» TASK TO COMPLETE: Look for "note" in each line of the records, and copy the lines that have it.

» DATA SUPPLIED:
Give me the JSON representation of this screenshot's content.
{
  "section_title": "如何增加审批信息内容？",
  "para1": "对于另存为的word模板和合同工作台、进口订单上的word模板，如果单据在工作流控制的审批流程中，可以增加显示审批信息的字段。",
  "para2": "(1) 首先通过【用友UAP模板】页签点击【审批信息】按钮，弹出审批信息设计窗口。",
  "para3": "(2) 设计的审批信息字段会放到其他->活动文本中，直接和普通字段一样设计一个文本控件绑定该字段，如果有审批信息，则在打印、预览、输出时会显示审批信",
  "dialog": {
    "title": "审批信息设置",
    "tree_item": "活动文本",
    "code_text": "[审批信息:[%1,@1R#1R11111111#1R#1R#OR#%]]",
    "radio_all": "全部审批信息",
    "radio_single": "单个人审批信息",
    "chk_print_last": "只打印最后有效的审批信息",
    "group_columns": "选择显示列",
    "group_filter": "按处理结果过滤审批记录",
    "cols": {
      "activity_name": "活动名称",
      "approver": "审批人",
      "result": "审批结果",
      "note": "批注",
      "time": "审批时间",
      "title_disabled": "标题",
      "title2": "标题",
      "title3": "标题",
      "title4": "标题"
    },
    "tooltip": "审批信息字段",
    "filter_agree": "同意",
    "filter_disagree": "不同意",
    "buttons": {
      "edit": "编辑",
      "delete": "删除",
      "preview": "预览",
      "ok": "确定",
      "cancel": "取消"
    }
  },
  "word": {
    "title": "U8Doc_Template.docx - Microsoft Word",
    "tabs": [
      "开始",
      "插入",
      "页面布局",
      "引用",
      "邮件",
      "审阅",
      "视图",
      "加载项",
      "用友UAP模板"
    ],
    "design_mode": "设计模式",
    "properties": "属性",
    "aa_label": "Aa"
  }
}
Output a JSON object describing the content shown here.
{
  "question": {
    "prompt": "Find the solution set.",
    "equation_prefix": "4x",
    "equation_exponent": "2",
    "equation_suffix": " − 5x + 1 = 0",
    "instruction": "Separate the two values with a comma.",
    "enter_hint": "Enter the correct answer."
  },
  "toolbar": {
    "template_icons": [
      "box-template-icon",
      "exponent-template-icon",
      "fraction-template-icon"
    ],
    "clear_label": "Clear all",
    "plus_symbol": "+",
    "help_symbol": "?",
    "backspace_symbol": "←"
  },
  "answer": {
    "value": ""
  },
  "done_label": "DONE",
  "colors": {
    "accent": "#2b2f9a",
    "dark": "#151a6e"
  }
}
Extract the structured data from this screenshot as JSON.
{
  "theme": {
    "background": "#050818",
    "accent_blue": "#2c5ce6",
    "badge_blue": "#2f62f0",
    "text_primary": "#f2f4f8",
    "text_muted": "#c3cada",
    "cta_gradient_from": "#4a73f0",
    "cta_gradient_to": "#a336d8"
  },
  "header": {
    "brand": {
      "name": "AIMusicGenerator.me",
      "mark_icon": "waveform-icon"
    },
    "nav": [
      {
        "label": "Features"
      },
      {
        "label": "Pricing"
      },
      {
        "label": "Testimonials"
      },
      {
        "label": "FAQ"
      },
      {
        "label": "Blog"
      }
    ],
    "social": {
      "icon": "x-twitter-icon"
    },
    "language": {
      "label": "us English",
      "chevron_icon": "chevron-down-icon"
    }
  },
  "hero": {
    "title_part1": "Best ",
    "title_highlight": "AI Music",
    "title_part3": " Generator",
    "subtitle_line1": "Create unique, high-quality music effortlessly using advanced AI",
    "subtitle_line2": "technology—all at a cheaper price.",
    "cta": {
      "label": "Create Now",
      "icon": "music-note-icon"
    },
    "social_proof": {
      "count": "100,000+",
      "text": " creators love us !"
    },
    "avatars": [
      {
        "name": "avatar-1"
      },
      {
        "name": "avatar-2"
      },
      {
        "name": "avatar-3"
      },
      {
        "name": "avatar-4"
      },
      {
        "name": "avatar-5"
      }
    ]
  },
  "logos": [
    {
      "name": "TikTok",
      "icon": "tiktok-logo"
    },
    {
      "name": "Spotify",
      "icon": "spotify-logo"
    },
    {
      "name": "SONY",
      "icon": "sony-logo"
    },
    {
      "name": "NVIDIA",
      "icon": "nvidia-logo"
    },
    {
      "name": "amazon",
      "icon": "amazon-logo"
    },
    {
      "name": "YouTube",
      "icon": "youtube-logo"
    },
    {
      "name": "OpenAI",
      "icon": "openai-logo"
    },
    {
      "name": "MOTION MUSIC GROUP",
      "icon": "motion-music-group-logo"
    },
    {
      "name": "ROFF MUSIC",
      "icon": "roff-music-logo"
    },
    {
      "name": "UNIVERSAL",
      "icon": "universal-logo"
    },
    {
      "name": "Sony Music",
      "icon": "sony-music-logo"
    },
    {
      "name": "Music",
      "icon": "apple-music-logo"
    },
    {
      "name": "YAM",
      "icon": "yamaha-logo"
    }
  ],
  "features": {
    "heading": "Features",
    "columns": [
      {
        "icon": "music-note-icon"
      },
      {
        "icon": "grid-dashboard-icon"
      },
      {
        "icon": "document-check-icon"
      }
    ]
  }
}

» RESULT OF THIS EXERCISE:
      "note": "批注",
      "icon": "music-note-icon"
        "icon": "music-note-icon"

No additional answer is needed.